▶ **Work required**: Your task is to give the data again, exactly, with every line intact.

Dataset rows for apps and sites:
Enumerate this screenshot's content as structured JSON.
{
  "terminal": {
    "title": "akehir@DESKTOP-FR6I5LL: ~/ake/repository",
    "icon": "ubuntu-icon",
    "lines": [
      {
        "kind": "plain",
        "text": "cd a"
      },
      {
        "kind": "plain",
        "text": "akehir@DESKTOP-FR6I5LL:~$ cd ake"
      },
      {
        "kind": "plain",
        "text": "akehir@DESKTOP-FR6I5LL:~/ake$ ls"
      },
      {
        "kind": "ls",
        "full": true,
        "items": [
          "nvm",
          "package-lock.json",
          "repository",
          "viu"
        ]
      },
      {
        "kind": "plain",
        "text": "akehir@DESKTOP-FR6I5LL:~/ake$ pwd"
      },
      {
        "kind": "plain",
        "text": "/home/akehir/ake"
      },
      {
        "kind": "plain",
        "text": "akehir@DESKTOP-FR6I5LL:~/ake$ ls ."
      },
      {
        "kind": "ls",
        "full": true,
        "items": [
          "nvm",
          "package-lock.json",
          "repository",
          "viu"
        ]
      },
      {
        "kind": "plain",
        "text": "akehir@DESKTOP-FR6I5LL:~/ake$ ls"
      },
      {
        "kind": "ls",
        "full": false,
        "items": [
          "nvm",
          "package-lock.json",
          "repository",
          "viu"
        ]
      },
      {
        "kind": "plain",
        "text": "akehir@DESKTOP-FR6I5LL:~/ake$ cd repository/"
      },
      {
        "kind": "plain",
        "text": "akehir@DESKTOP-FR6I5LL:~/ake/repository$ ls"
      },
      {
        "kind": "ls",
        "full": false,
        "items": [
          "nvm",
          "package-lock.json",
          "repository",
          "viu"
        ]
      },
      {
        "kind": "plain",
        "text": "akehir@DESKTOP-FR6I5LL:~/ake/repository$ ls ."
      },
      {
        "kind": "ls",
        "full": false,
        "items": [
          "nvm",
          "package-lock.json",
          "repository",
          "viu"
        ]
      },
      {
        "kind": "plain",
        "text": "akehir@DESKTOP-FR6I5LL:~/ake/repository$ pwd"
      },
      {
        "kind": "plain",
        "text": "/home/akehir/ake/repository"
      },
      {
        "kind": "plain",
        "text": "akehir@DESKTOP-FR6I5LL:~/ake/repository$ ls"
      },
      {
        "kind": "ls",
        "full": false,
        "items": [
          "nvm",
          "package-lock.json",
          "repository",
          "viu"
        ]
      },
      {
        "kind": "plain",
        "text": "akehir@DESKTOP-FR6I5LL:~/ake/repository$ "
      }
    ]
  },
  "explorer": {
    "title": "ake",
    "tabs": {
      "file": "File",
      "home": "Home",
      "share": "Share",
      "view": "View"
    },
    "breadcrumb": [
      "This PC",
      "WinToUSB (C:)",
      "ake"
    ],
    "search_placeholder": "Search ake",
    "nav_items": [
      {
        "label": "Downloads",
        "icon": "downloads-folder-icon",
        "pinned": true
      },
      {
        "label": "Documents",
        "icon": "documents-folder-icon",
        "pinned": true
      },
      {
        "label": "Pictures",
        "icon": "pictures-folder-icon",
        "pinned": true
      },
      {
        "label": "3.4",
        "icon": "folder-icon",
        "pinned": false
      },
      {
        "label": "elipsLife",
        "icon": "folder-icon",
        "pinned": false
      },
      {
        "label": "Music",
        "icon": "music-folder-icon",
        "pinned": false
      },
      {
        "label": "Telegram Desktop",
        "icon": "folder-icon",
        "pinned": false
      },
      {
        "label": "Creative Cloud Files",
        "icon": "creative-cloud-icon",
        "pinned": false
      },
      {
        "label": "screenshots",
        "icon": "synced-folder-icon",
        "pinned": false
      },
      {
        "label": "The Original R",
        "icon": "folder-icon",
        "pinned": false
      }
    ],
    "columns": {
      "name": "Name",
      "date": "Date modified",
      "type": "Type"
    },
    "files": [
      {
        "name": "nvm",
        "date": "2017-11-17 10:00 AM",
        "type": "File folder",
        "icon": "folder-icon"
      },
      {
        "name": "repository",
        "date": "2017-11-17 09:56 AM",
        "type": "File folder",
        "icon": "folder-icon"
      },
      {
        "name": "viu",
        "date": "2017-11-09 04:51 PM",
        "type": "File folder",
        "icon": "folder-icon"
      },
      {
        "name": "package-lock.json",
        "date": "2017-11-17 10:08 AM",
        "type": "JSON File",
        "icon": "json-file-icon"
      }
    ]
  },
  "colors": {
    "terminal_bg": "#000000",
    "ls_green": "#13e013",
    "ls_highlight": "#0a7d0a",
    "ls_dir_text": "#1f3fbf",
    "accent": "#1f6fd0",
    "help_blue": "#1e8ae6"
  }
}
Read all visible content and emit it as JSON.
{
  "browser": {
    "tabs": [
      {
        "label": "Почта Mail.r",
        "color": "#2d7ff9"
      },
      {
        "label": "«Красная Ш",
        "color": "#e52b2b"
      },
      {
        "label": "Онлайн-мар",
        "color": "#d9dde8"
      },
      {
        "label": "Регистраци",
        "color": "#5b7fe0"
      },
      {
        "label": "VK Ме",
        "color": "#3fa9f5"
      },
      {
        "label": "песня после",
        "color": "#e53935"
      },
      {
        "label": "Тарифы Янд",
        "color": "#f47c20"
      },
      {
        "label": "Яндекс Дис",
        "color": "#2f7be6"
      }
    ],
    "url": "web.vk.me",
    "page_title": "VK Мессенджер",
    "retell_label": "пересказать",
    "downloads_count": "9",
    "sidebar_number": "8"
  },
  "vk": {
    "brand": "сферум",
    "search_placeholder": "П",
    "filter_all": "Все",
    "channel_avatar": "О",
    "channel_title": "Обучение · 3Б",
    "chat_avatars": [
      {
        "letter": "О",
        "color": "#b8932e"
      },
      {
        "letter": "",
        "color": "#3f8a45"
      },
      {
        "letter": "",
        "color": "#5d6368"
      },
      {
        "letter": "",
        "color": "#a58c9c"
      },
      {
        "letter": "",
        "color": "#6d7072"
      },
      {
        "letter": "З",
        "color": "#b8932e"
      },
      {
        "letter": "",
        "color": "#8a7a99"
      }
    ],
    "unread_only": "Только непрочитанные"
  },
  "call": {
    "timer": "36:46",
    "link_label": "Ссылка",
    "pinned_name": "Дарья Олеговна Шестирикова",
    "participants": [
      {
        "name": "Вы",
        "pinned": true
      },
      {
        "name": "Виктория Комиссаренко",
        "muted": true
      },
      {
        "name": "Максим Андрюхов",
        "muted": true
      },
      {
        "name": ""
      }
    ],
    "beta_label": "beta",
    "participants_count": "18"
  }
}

▶ **Result of the task**:
Enumerate this screenshot's content as structured JSON.
{
  "terminal": {
    "title": "akehir@DESKTOP-FR6I5LL: ~/ake/repository",
    "icon": "ubuntu-icon",
    "lines": [
      {
        "kind": "plain",
        "text": "cd a"
      },
      {
        "kind": "plain",
        "text": "akehir@DESKTOP-FR6I5LL:~$ cd ake"
      },
      {
        "kind": "plain",
        "text": "akehir@DESKTOP-FR6I5LL:~/ake$ ls"
      },
      {
        "kind": "ls",
        "full": true,
        "items": [
          "nvm",
          "package-lock.json",
          "repository",
          "viu"
        ]
      },
      {
        "kind": "plain",
        "text": "akehir@DESKTOP-FR6I5LL:~/ake$ pwd"
      },
      {
        "kind": "plain",
        "text": "/home/akehir/ake"
      },
      {
        "kind": "plain",
        "text": "akehir@DESKTOP-FR6I5LL:~/ake$ ls ."
      },
      {
        "kind": "ls",
        "full": true,
        "items": [
          "nvm",
          "package-lock.json",
          "repository",
          "viu"
        ]
      },
      {
        "kind": "plain",
        "text": "akehir@DESKTOP-FR6I5LL:~/ake$ ls"
      },
      {
        "kind": "ls",
        "full": false,
        "items": [
          "nvm",
          "package-lock.json",
          "repository",
          "viu"
        ]
      },
      {
        "kind": "plain",
        "text": "akehir@DESKTOP-FR6I5LL:~/ake$ cd repository/"
      },
      {
        "kind": "plain",
        "text": "akehir@DESKTOP-FR6I5LL:~/ake/repository$ ls"
      },
      {
        "kind": "ls",
        "full": false,
        "items": [
          "nvm",
          "package-lock.json",
          "repository",
          "viu"
        ]
      },
      {
        "kind": "plain",
        "text": "akehir@DESKTOP-FR6I5LL:~/ake/repository$ ls ."
      },
      {
        "kind": "ls",
        "full": false,
        "items": [
          "nvm",
          "package-lock.json",
          "repository",
          "viu"
        ]
      },
      {
        "kind": "plain",
        "text": "akehir@DESKTOP-FR6I5LL:~/ake/repository$ pwd"
      },
      {
        "kind": "plain",
        "text": "/home/akehir/ake/repository"
      },
      {
        "kind": "plain",
        "text": "akehir@DESKTOP-FR6I5LL:~/ake/repository$ ls"
      },
      {
        "kind": "ls",
        "full": false,
        "items": [
          "nvm",
          "package-lock.json",
          "repository",
          "viu"
        ]
      },
      {
        "kind": "plain",
        "text": "akehir@DESKTOP-FR6I5LL:~/ake/repository$ "
      }
    ]
  },
  "explorer": {
    "title": "ake",
    "tabs": {
      "file": "File",
      "home": "Home",
      "share": "Share",
      "view": "View"
    },
    "breadcrumb": [
      "This PC",
      "WinToUSB (C:)",
      "ake"
    ],
    "search_placeholder": "Search ake",
    "nav_items": [
      {
        "label": "Downloads",
        "icon": "downloads-folder-icon",
        "pinned": true
      },
      {
        "label": "Documents",
        "icon": "documents-folder-icon",
        "pinned": true
      },
      {
        "label": "Pictures",
        "icon": "pictures-folder-icon",
        "pinned": true
      },
      {
        "label": "3.4",
        "icon": "folder-icon",
        "pinned": false
      },
      {
        "label": "elipsLife",
        "icon": "folder-icon",
        "pinned": false
      },
      {
        "label": "Music",
        "icon": "music-folder-icon",
        "pinned": false
      },
      {
        "label": "Telegram Desktop",
        "icon": "folder-icon",
        "pinned": false
      },
      {
        "label": "Creative Cloud Files",
        "icon": "creative-cloud-icon",
        "pinned": false
      },
      {
        "label": "screenshots",
        "icon": "synced-folder-icon",
        "pinned": false
      },
      {
        "label": "The Original R",
        "icon": "folder-icon",
        "pinned": false
      }
    ],
    "columns": {
      "name": "Name",
      "date": "Date modified",
      "type": "Type"
    },
    "files": [
      {
        "name": "nvm",
        "date": "2017-11-17 10:00 AM",
        "type": "File folder",
        "icon": "folder-icon"
      },
      {
        "name": "repository",
        "date": "2017-11-17 09:56 AM",
        "type": "File folder",
        "icon": "folder-icon"
      },
      {
        "name": "viu",
        "date": "2017-11-09 04:51 PM",
        "type": "File folder",
        "icon": "folder-icon"
      },
      {
        "name": "package-lock.json",
        "date": "2017-11-17 10:08 AM",
        "type": "JSON File",
        "icon": "json-file-icon"
      }
    ]
  },
  "colors": {
    "terminal_bg": "#000000",
    "ls_green": "#13e013",
    "ls_highlight": "#0a7d0a",
    "ls_dir_text": "#1f3fbf",
    "accent": "#1f6fd0",
    "help_blue": "#1e8ae6"
  }
}
Read all visible content and emit it as JSON.
{
  "browser": {
    "tabs": [
      {
        "label": "Почта Mail.r",
        "color": "#2d7ff9"
      },
      {
        "label": "«Красная Ш",
        "color": "#e52b2b"
      },
      {
        "label": "Онлайн-мар",
        "color": "#d9dde8"
      },
      {
        "label": "Регистраци",
        "color": "#5b7fe0"
      },
      {
        "label": "VK Ме",
        "color": "#3fa9f5"
      },
      {
        "label": "песня после",
        "color": "#e53935"
      },
      {
        "label": "Тарифы Янд",
        "color": "#f47c20"
      },
      {
        "label": "Яндекс Дис",
        "color": "#2f7be6"
      }
    ],
    "url": "web.vk.me",
    "page_title": "VK Мессенджер",
    "retell_label": "пересказать",
    "downloads_count": "9",
    "sidebar_number": "8"
  },
  "vk": {
    "brand": "сферум",
    "search_placeholder": "П",
    "filter_all": "Все",
    "channel_avatar": "О",
    "channel_title": "Обучение · 3Б",
    "chat_avatars": [
      {
        "letter": "О",
        "color": "#b8932e"
      },
      {
        "letter": "",
        "color": "#3f8a45"
      },
      {
        "letter": "",
        "color": "#5d6368"
      },
      {
        "letter": "",
        "color": "#a58c9c"
      },
      {
        "letter": "",
        "color": "#6d7072"
      },
      {
        "letter": "З",
        "color": "#b8932e"
      },
      {
        "letter": "",
        "color": "#8a7a99"
      }
    ],
    "unread_only": "Только непрочитанные"
  },
  "call": {
    "timer": "36:46",
    "link_label": "Ссылка",
    "pinned_name": "Дарья Олеговна Шестирикова",
    "participants": [
      {
        "name": "Вы",
        "pinned": true
      },
      {
        "name": "Виктория Комиссаренко",
        "muted": true
      },
      {
        "name": "Максим Андрюхов",
        "muted": true
      },
      {
        "name": ""
      }
    ],
    "beta_label": "beta",
    "participants_count": "18"
  }
}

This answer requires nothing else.